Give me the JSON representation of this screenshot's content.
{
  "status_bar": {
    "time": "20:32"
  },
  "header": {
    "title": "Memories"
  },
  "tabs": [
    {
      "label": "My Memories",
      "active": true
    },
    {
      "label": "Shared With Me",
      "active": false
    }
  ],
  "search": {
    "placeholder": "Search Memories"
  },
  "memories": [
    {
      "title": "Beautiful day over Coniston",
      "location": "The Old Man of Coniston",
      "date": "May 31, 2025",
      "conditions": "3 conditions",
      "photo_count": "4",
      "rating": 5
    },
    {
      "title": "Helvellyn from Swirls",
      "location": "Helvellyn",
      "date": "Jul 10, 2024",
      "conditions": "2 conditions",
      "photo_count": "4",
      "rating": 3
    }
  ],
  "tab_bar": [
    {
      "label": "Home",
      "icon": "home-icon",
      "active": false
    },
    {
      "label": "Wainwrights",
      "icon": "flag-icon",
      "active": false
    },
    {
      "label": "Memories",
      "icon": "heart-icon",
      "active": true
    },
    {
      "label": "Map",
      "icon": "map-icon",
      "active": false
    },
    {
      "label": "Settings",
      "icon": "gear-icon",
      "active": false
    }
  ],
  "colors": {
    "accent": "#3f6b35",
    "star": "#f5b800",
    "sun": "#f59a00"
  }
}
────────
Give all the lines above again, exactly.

Give me the JSON representation of this screenshot's content.
{
  "status_bar": {
    "time": "20:32"
  },
  "header": {
    "title": "Memories"
  },
  "tabs": [
    {
      "label": "My Memories",
      "active": true
    },
    {
      "label": "Shared With Me",
      "active": false
    }
  ],
  "search": {
    "placeholder": "Search Memories"
  },
  "memories": [
    {
      "title": "Beautiful day over Coniston",
      "location": "The Old Man of Coniston",
      "date": "May 31, 2025",
      "conditions": "3 conditions",
      "photo_count": "4",
      "rating": 5
    },
    {
      "title": "Helvellyn from Swirls",
      "location": "Helvellyn",
      "date": "Jul 10, 2024",
      "conditions": "2 conditions",
      "photo_count": "4",
      "rating": 3
    }
  ],
  "tab_bar": [
    {
      "label": "Home",
      "icon": "home-icon",
      "active": false
    },
    {
      "label": "Wainwrights",
      "icon": "flag-icon",
      "active": false
    },
    {
      "label": "Memories",
      "icon": "heart-icon",
      "active": true
    },
    {
      "label": "Map",
      "icon": "map-icon",
      "active": false
    },
    {
      "label": "Settings",
      "icon": "gear-icon",
      "active": false
    }
  ],
  "colors": {
    "accent": "#3f6b35",
    "star": "#f5b800",
    "sun": "#f59a00"
  }
}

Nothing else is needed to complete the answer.